Study: NYIT lacrosse players had cognitive effects
OLD WESTBURY, New York (FOX5NY.COM) - We're all aware of the dangers of concussions on the football field and their link to CTE. But what about the repeated head trauma that doesn't result in a concussion? Athletes should be concerned about those hits as well, according to a new study on lacrosse players at New York Institute of Technology in Old Westbury.
"With these sub-concussive hits, you're not going to see big differences right away," Dr. Hallie Zwibel said. "The problem with these is that over the course of years and years and years, they can result in some long-term damage to the brain."
Last spring, researchers monitored 10 lacrosse players who wore mouth guards with sensors in them to detect the impact of hits on brain behavior during their 18-game season. Researchers found that sub-concussive hits led to significant decreases to the players' memory and reaction time.
"Those milliseconds make a big difference in gameplay," Dr. Zwibel said. "But more importantly would be in the classroom. We want our student-athletes at 100 percent all the time."
"Definitely surprising, a little eye-opening seeing how many hits you actually take, whether it's big or small hits," sophomore midfielder Brian Hoerter said. "The little stuff that normally wouldn't affect you, you see come up on the results and it's a little eye-opener."
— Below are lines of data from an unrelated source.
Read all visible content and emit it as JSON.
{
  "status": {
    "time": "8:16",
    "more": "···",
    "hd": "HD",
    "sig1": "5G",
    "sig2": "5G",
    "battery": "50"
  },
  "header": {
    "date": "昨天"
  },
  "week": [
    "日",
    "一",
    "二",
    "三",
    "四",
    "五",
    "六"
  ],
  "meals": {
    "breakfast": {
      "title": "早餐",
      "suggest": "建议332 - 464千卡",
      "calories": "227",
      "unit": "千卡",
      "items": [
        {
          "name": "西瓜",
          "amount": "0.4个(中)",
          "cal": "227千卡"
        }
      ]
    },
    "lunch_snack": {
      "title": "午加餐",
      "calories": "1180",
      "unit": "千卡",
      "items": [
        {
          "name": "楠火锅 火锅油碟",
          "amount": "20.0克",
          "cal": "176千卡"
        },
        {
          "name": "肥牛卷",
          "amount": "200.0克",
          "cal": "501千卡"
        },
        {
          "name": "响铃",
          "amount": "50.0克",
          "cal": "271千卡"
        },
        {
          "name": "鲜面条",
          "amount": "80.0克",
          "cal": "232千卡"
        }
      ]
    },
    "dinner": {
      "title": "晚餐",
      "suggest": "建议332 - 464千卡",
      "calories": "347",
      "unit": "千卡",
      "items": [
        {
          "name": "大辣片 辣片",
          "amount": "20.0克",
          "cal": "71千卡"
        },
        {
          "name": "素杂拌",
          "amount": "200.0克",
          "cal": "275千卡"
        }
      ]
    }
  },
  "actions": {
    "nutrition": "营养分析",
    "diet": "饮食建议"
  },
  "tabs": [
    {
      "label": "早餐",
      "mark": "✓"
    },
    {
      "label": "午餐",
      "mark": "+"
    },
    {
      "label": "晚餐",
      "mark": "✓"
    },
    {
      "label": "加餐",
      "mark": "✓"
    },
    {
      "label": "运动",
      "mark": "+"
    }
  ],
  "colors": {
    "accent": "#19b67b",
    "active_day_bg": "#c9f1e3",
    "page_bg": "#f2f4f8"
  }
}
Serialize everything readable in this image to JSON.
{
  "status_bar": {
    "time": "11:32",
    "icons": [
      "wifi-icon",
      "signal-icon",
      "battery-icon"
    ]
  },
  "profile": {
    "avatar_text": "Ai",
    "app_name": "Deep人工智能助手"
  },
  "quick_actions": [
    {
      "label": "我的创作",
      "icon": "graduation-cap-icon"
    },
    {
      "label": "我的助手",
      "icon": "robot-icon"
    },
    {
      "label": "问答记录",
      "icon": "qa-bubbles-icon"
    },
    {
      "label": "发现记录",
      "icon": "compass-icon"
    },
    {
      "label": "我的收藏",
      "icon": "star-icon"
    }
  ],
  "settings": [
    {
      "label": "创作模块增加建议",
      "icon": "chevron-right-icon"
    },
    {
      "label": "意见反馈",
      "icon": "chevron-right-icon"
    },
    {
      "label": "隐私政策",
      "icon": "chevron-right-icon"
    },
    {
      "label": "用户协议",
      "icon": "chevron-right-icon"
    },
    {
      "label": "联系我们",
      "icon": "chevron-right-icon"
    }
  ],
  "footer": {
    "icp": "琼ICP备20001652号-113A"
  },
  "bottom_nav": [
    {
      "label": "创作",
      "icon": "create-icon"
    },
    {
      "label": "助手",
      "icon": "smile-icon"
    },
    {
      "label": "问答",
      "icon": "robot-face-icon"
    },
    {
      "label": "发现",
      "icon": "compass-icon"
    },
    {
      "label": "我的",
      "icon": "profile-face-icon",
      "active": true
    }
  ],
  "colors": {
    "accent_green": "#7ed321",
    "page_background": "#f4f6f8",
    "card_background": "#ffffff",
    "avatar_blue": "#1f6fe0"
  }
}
Returning to baseline memory function is possible. But it requires rest and avoiding the hits, which can be a tough task for athletes in contact sports.
"Seeing how many hits you take, you start to not shy away from them," Hoerter said. "But if you can avoid them, obviously avoid them."
A big part of keeping athletes safe is simply communication.
"There's always that stigma—you don't want to speak up, you don't want to lose your spot out on the field," NYIT Athletic Director Dan Vélez said. "The reality of it is in today's day and age, that's the old way of doing things. We've got to think longer than just today."
The university plans to apply this research to their other sports programs and continue to improve preventive measures to keep athletes safer.